For an existing automation project, the least dependent pattern, Atomic Check, can be applied in whole or in part to run the automation faster and create results that are more actionable.  If enough of Atomic Check is followed, the dependent patterns can then be applied to further speed, direct and enhance the value of communications resulting from the automation.

About our speaker:  Matt Griscom has 20 years’ experience creating software including test automation, harnesses and frameworks.  Two degrees in physics primed him to seek the big picture in any setting.  This comprehensive vision periodically puts Matt in the vanguard.  Matt loves helping people solve problems with computers and IT.

January 2015 QASIG Meeting

How Many Hammers Do I Need? Presented by Jeffrey Copeland

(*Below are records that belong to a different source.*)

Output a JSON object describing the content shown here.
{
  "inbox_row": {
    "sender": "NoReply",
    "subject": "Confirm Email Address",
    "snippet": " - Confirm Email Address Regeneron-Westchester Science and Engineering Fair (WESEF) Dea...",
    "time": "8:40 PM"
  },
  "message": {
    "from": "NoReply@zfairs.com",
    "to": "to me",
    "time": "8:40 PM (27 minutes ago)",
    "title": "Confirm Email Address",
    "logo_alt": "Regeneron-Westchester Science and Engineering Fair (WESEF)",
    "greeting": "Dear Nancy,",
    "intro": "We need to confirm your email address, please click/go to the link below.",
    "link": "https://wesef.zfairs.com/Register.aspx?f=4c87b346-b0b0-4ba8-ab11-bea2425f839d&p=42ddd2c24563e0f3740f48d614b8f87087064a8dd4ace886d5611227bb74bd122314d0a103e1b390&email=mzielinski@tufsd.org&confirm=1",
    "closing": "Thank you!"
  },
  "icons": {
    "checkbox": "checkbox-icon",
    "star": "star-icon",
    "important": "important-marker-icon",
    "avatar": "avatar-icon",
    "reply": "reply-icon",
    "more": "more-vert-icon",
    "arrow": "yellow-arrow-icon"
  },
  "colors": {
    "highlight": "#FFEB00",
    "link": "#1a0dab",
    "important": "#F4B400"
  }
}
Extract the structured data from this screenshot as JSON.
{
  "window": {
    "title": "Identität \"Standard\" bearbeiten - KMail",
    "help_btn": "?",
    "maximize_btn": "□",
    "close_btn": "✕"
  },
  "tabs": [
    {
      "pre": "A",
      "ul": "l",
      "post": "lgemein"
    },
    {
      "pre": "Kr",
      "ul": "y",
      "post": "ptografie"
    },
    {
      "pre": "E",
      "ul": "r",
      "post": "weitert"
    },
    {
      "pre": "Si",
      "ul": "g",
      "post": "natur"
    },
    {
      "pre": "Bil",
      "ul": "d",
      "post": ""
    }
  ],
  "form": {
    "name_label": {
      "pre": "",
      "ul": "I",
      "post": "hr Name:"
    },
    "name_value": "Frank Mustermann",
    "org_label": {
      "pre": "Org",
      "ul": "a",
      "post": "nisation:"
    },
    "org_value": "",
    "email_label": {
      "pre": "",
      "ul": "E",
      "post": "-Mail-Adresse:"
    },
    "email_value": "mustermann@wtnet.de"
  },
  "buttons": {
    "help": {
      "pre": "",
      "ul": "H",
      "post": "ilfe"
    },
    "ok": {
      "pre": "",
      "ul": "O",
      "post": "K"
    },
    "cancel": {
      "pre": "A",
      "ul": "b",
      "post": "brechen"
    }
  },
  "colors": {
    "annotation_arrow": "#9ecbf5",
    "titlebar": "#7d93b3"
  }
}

Nineteenth-century writer Thomas Carlyle noted “Man is a tool-using animal. Without tools he is nothing, with tools he is all.” Jeffrey Copeland has lately been considering the contrapositive: is someone with too many tools less effective? For our current purpose, the question becomes “how many tools do I need to do my job? how many tools is too many? when do my tools make my work harder?” In this talk Jeff will explore the history of some of our development tools, and think about what tools we need to cut ourselves out of the thicket.

About our speaker: Jeffrey Copeland has been building software not quite since the days of vacuum tubes, but remembers why it’s called “core memory.” He’s been a developer, project and program manager, and occasionally fallen into testing and test management, in environments from three-person startups to IBM and Microsoft, on three continents and in Texas. He’s currently running his own consultancy. He can be reached via jeffreycopeland.com.

November 2014 QASIG Meeting

Scientific Basis for Testing with Immediate Implications, Scott Gibson

This presentation addresses the core fundamentals of QA that are often misunderstood and misapplied. What is the purpose of software testing? How should testing professionals operate to achieve this purpose? A scientific approach to testing using the scientific method and empirical falsification will be presented with examples of how this approach will deliver higher quality products. Scott has presented versions of this approach for over 10 years to many companies and forums, and has required his teams to follow this approach in all of their testing. This proven approach is often a profound testing shift for many companies and testers.

About our speaker: Scott Gibson is currently the first Director of Software Quality at Amazon. His team is responsible for delivering Amazon’s high quality tablet and phone products. Scott has been an engineering leader for over 20 years at large companies and small start-ups. He has led software and hardware testing, software development, program management, and cutting edge research teams.

September 2014 QASIG Meeting

From Tester to Evangelist: Finding a calling in Live Site Quality, Jon Bach, eBay

In December 2010, Jon Bach felt at the top of his game when it came to testing projects at Quardev. As Manager for Corporate Intellect, his job was to inspire confidence that any client would be impressed at the array of ideas to find bugs and the speed at which they could be found. He felt like he could help clients get more from testing with Quardev than from any other company. He was famous for being a passionate tester who delighted in practicing ways to reveal weaknesses and vulnerabilities that mattered.

But a Voice beckoned. The Voice was eBay and it had things to teach Jon in its Silicon Valley headquarters. The offer was not one he could refuse – to change the world by improving an economic platform that enabled millions around the world to have a livelihood.

Not long after he started work, he went from Quality Manager of Search Front End to Director of Live Site Quality – making sure a vast array of existing bugs got fixed. Suddenly it wasn’t about testing and finding bugs, but driving an answer to “now what do we do?” This talk is about an idea that isn’t talked about much in testing – Customer Advocacy. This is his story of going from ardent treasure-hunter to customer ambassador and how that may affect the way you approach the pursuit of bugs.